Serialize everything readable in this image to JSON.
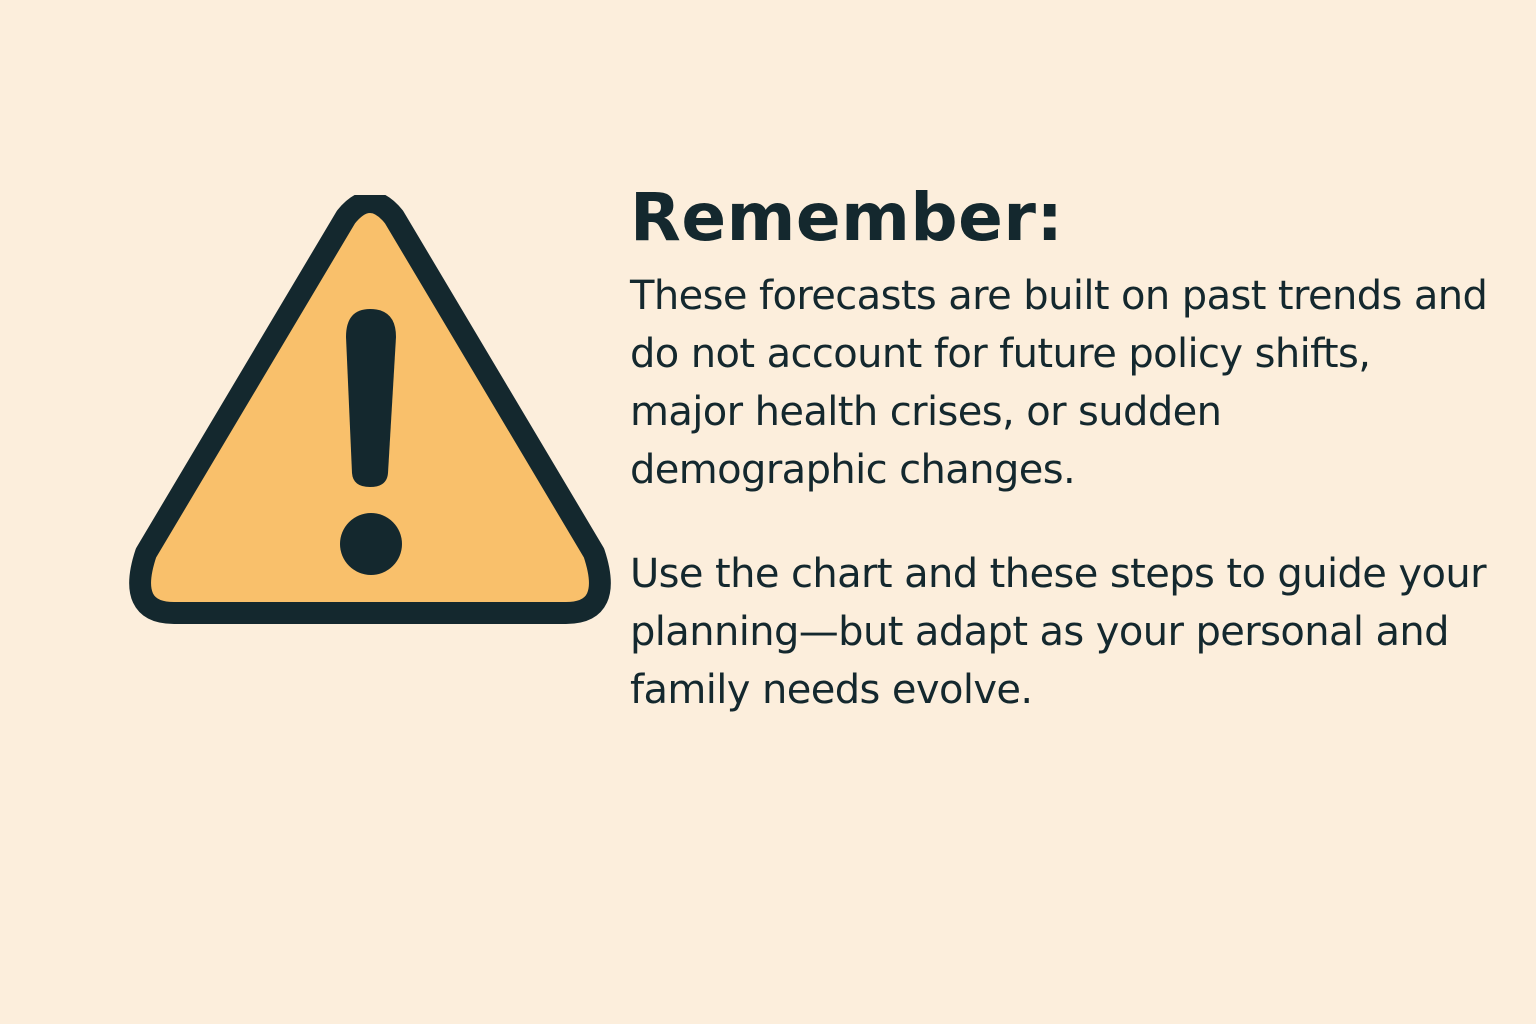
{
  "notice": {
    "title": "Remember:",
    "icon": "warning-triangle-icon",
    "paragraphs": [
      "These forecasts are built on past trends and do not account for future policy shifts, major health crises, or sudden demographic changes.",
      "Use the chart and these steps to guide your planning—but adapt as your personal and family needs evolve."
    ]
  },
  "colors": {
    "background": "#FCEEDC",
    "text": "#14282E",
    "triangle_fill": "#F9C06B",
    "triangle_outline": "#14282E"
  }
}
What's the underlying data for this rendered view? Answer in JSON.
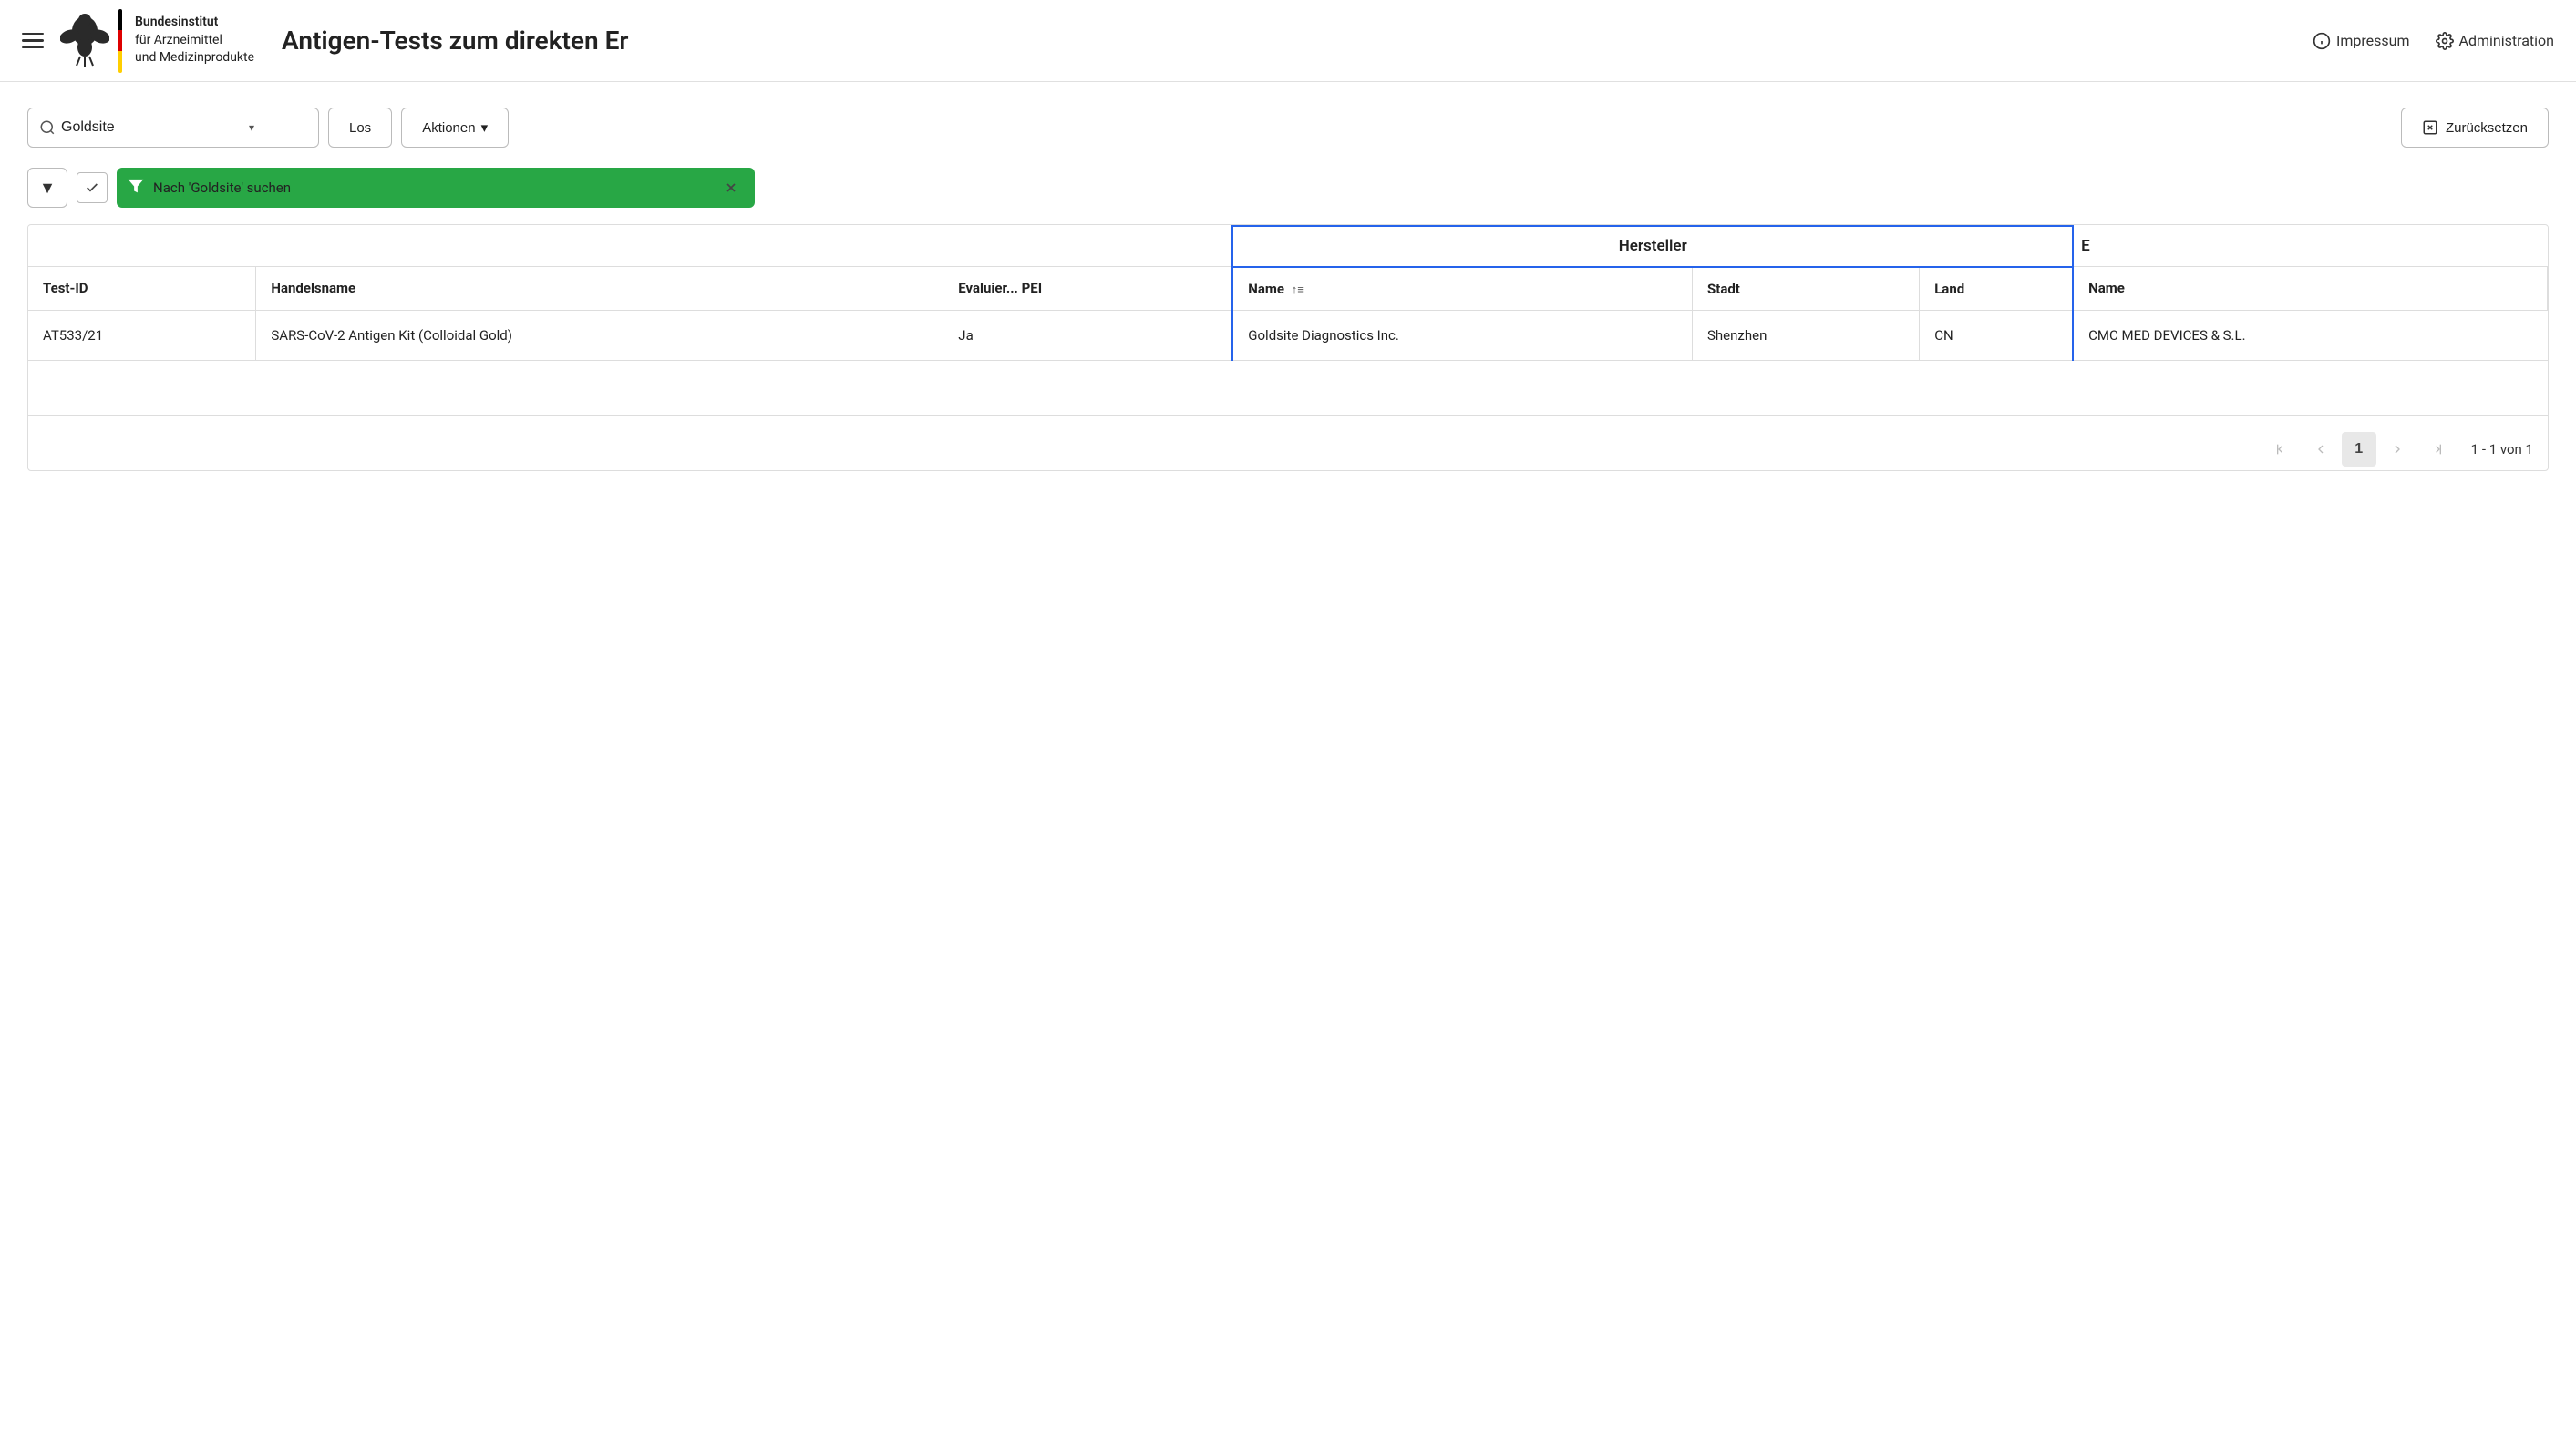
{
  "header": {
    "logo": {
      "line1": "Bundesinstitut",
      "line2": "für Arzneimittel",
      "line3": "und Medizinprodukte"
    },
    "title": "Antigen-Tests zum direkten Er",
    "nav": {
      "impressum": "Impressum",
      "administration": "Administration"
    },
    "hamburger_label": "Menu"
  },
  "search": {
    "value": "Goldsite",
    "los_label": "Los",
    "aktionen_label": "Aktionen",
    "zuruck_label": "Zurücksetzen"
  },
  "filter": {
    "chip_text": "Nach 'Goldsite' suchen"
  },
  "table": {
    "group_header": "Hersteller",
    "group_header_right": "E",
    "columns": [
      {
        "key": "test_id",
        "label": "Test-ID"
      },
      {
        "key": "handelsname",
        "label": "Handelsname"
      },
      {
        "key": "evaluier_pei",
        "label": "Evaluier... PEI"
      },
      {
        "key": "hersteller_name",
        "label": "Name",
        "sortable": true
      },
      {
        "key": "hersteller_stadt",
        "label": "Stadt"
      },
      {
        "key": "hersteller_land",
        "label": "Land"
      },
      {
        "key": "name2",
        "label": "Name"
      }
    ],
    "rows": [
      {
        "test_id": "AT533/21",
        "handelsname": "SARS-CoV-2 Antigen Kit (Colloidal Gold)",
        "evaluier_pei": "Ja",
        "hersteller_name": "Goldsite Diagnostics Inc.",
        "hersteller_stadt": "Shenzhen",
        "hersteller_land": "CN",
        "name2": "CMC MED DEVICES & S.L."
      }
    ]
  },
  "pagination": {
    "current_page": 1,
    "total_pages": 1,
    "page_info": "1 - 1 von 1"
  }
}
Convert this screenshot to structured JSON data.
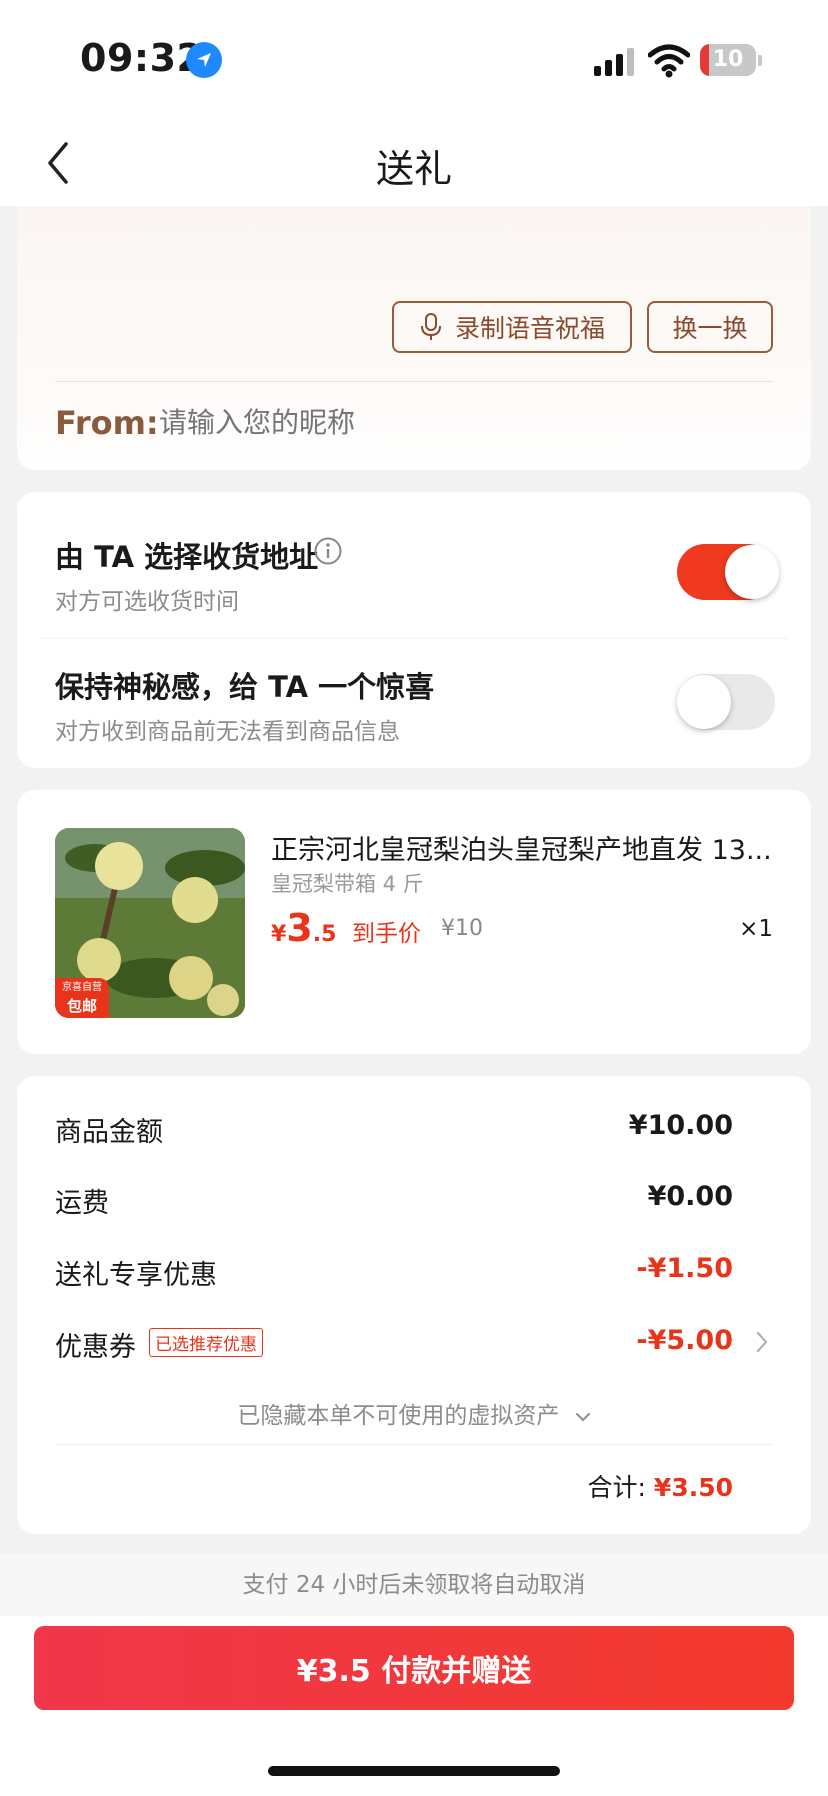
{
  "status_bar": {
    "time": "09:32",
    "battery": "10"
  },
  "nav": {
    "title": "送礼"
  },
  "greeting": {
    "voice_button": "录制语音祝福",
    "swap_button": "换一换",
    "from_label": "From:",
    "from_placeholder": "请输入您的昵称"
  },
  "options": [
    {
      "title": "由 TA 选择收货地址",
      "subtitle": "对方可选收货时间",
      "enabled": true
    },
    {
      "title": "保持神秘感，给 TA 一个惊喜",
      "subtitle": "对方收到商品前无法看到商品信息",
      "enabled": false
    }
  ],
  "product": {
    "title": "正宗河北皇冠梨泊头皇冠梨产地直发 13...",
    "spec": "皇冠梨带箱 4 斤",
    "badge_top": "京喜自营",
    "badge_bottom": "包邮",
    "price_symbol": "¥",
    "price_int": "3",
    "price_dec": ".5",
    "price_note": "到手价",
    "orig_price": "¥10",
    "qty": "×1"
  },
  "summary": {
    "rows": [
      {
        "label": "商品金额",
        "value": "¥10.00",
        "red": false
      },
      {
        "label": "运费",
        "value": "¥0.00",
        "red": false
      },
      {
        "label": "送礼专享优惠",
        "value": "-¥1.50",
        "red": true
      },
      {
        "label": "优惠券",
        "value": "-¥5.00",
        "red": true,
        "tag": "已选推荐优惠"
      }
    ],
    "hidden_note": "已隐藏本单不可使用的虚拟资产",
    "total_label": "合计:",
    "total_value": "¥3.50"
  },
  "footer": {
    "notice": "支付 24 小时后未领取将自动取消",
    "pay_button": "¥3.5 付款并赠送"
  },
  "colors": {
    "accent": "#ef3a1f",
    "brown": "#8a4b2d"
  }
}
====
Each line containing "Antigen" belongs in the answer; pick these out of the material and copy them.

    "title": "Antigen-Tests zum direkten Er",
        "handelsname": "SARS-CoV-2 Antigen Kit (Colloidal Gold)",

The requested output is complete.